I believe change needs to happen.
Born and raised with a Bostonian’s pride, I’m a dedicated, single mother raising my daughter to be a power house. She is always watching me and for that, I’m compelled to show her that if she wants to see a change, she needs to be the change.
My vision for Building a Better Boston addresses the challenges facing working families across our city – schools, development, housing affordability, mental health, substance abuse, our local economy and small businesses, and public safety. I am focused on the issues that touch every resident, every day.
Change needs to happen in our schools. We need to provide support for our public school families, post-covid, getting back to normalcy. There needs to be tutoring readily available to all students who’ve fallen behind… maybe extending the school year if need be.
We need to address the social inequality that exists within our school system: why isn’t every student getting the same curriculum and how do we evaluate our public school system to raise the bar so that all children can be at exam school level? We need to bring vocational programs back into the BPS system. Not every student will go to college, and that’s ok. Vocational programs offer our children a skilled trade and the opportunity to earn a sustainable living wage, allowing them to stay in the city of Boston, to someday raise their own families in the city we love.
Change needs to happen for our neighborhoods. I believe in responsible redevelopment. Families are being pushed out due to the astronomical rents and home prices. How can we keep families that have been in the city for generations in their homes? Historical buildings are being demolished and replaced by new substandard developments that don’t fit into the fabric of our neighborhoods. Parking continues to be an unsolvable issue for too many. The people of Boston would much rather see a 3-story parking garage go up than more empty “luxury” condos.
Part of responsible redevelopment addresses the impact of climate change and rising sea levels. The environmental effects of overdevelopment in the seaport area have resulted in seriously flooding that will eventually result in long term damage. Responsible development also means ensuring the highest standards of employment and safety. The current projects are going up overnight it seems, by non-union companies.
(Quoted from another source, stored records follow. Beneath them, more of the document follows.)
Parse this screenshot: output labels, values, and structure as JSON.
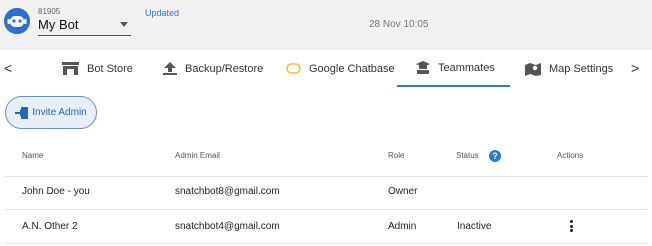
{
  "header": {
    "bot_id": "81905",
    "bot_name": "My Bot",
    "updated_label": "Updated",
    "datetime": "28 Nov 10:05"
  },
  "tabs": {
    "prev_arrow": "<",
    "next_arrow": ">",
    "items": [
      {
        "label": "Bot Store",
        "icon": "store-icon",
        "active": false
      },
      {
        "label": "Backup/Restore",
        "icon": "upload-icon",
        "active": false
      },
      {
        "label": "Google Chatbase",
        "icon": "chatbase-icon",
        "active": false
      },
      {
        "label": "Teammates",
        "icon": "teammates-icon",
        "active": true
      },
      {
        "label": "Map Settings",
        "icon": "map-icon",
        "active": false
      }
    ]
  },
  "actions": {
    "invite_label": "Invite Admin"
  },
  "table": {
    "headers": {
      "name": "Name",
      "email": "Admin Email",
      "role": "Role",
      "status": "Status",
      "actions": "Actions"
    },
    "rows": [
      {
        "name": "John Doe - you",
        "email": "snatchbot8@gmail.com",
        "role": "Owner",
        "status": ""
      },
      {
        "name": "A.N. Other 2",
        "email": "snatchbot4@gmail.com",
        "role": "Admin",
        "status": "Inactive"
      }
    ]
  },
  "colors": {
    "accent": "#2f78d1",
    "topbar_bg": "#f1f1f1",
    "button_bg": "#e7eef8"
  }
}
They often bring their employees with them from outside the city – not providing local jobs for local people. Our unions provide skilled, trained, reliable, local workers and ensure the safety of those workers.